"We quite possibly would have seen more than a 20 million wing increase this year based on this data, had the Panthers and Patriots made it to the big game," said NCC's Roenigk.  "But with a team from Washington State and Colorado playing in the Super Bowl, the Council has high hopes that chicken munchie consumption will increase as a result."

Where do Americans Get their Wings?

The National Chicken Council estimates that of the wings eaten during the Super Bowl, 75% will come from food service outlets and 25% from retail grocery stores. 

Although the vast majority of wings eaten during the Super Bowl are purchased from food service outlets, such as restaurants, bars and wing and pizza places, wing sales at grocery stores and supermarkets spike dramatically the week of the Super Bowl, and the data show that consumers also stock up the week before, too.

According to Nielsen Perishables Group FreshFacts data, both fresh and prepared wings totaled $1.7 billion in sales at stores covered in their system for the 52 weeks ending Nov. 30, 2013, an increase of 6.4% compared to a year earlier.

Ranch or Blue Cheese?

Even though the wings are the star of the show, they won't be alone.
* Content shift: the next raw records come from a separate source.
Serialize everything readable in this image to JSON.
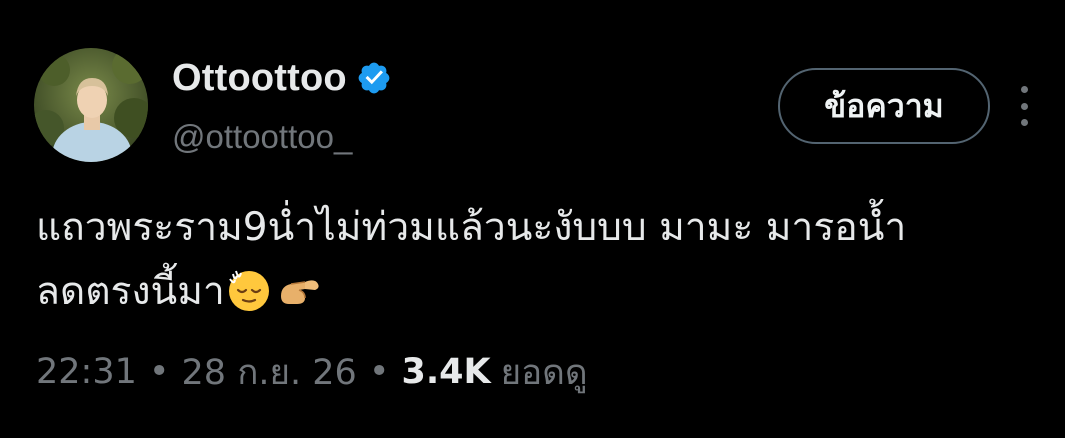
{
  "author": {
    "display_name": "Ottoottoo",
    "handle": "@ottoottoo_",
    "verified": true,
    "verified_icon": "verified-badge-icon",
    "avatar": "avatar"
  },
  "actions": {
    "message_label": "ข้อความ",
    "more_icon": "more-options-icon"
  },
  "tweet": {
    "line1": "แถวพระราม9น่ำไม่ท่วมแล้วนะงับบบ มามะ มารอน้ำ",
    "line2": "ลดตรงนี้มา",
    "emojis": [
      "relieved-face-sweat-icon",
      "pinching-hand-icon"
    ]
  },
  "meta": {
    "time": "22:31",
    "separator": "•",
    "date": "28 ก.ย. 26",
    "views_count": "3.4K",
    "views_label": "ยอดดู"
  },
  "colors": {
    "background": "#000000",
    "primary_text": "#e7e9ea",
    "secondary_text": "#71767b",
    "verified_blue": "#1d9bf0",
    "button_border": "#536471"
  }
}
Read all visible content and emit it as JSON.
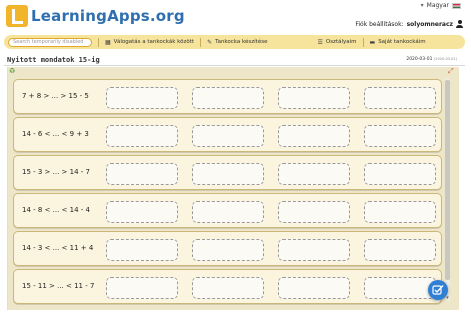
{
  "header": {
    "logo_text": "LearningApps.org",
    "language": "Magyar",
    "account_prefix": "Fiók beállítások:",
    "account_user": "solyomneracz"
  },
  "nav": {
    "search_placeholder": "Search temporarily disabled",
    "items": [
      {
        "label": "Válogatás a tankockák között",
        "icon": "grid-icon"
      },
      {
        "label": "Tankocka készítése",
        "icon": "pencil-icon"
      },
      {
        "label": "Osztályaim",
        "icon": "list-icon"
      },
      {
        "label": "Saját tankockáim",
        "icon": "folder-icon"
      }
    ]
  },
  "page": {
    "title": "Nyitott mondatok 15-ig",
    "date": "2020-03-01",
    "date_small": "(2020-03-01)"
  },
  "exercise": {
    "rows": [
      {
        "expression": "7 + 8 > ... > 15 - 5"
      },
      {
        "expression": "14 - 6 < ... < 9 + 3"
      },
      {
        "expression": "15 - 3 > ... > 14 - 7"
      },
      {
        "expression": "14 - 8 < ... < 14 - 4"
      },
      {
        "expression": "14 - 3 < ... < 11 + 4"
      },
      {
        "expression": "15 - 11 > ... < 11 - 7"
      }
    ],
    "slots_per_row": 4
  },
  "colors": {
    "logo": "#2f6fb0",
    "navbar": "#f6e49c",
    "frame": "#eee6c9",
    "row": "#fbf5df",
    "fab": "#2f7fd4"
  }
}
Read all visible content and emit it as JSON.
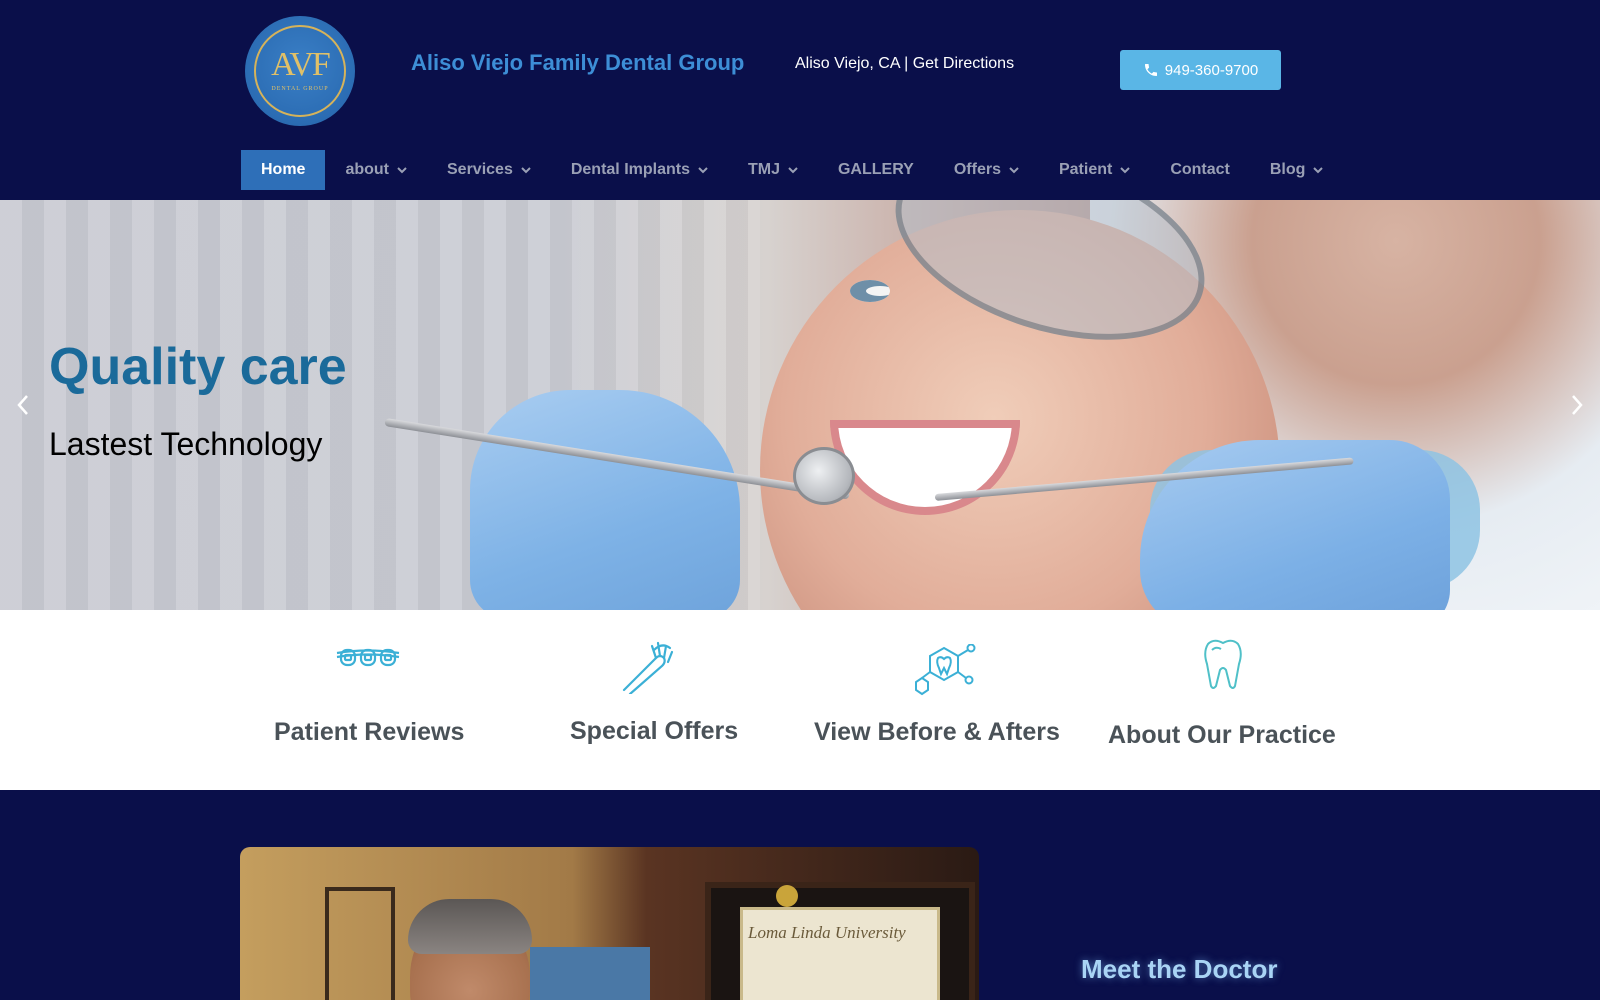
{
  "header": {
    "logo_mark": "AVF",
    "logo_sub": "DENTAL GROUP",
    "brand": "Aliso Viejo Family Dental Group",
    "location": "Aliso Viejo, CA | Get Directions",
    "phone": "949-360-9700"
  },
  "nav": {
    "items": [
      {
        "label": "Home",
        "dropdown": false,
        "active": true
      },
      {
        "label": "about",
        "dropdown": true
      },
      {
        "label": "Services",
        "dropdown": true
      },
      {
        "label": "Dental Implants",
        "dropdown": true
      },
      {
        "label": "TMJ",
        "dropdown": true
      },
      {
        "label": "GALLERY",
        "dropdown": false
      },
      {
        "label": "Offers",
        "dropdown": true
      },
      {
        "label": "Patient",
        "dropdown": true
      },
      {
        "label": "Contact",
        "dropdown": false
      },
      {
        "label": "Blog",
        "dropdown": true
      }
    ]
  },
  "hero": {
    "title": "Quality care",
    "subtitle": "Lastest Technology"
  },
  "features": [
    {
      "label": "Patient Reviews",
      "icon": "braces-icon"
    },
    {
      "label": "Special Offers",
      "icon": "toothbrush-icon"
    },
    {
      "label": "View Before & Afters",
      "icon": "tooth-molecule-icon"
    },
    {
      "label": "About Our Practice",
      "icon": "tooth-icon"
    }
  ],
  "doctor": {
    "diploma_title": "Loma Linda University",
    "heading": "Meet the Doctor"
  },
  "colors": {
    "navy": "#0a0f4a",
    "brand_blue": "#3d8ed6",
    "phone_button": "#5ab6e6",
    "active_nav": "#2e6fb8",
    "hero_title": "#1a6a9a",
    "icon_teal": "#3bb0d6"
  }
}
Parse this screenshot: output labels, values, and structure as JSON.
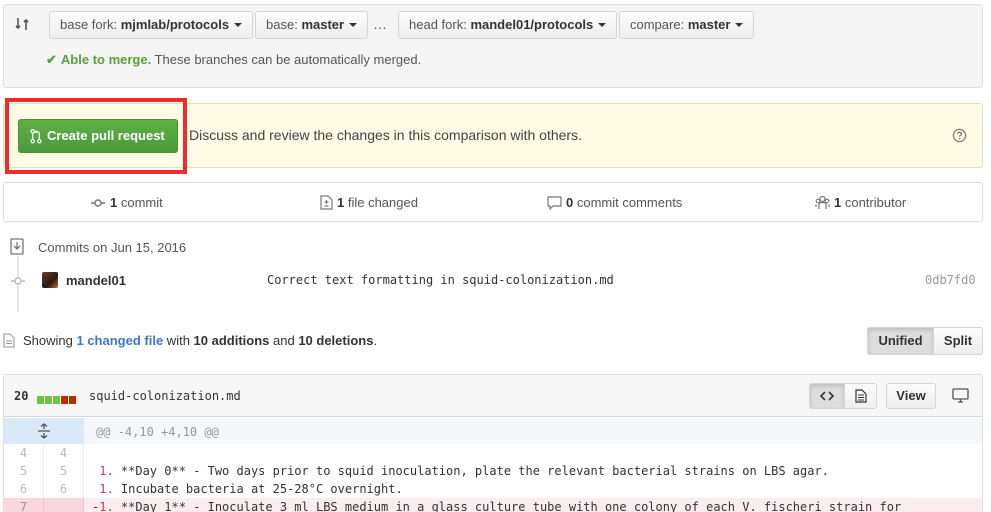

Wing-eaters often select ranch or blue cheese dressing as a dipping sauce.  

More than 50% of U.S. adults who eat chicken wings said they typically like to eat their wings with ranch dressing, according to an NCC poll conducted online in January 2014 by Harris Interactive.  Only about one-third, or 32%, prefer blue cheese dressing.

For the full 2014 Wing Report, including "Wing-onomics," buffalo wing history, 2014 wing consumption projections and how football and wings came to be connected, visit the National Chicken Council's website.

Hide comments


  • Allowed HTML tags: <em> <strong> <blockquote> <br> <p>

Plain text

  • No HTML tags allowed.
  • Web page addresses and e-mail addresses turn into links automatically.
  • Lines and paragraphs break automatically.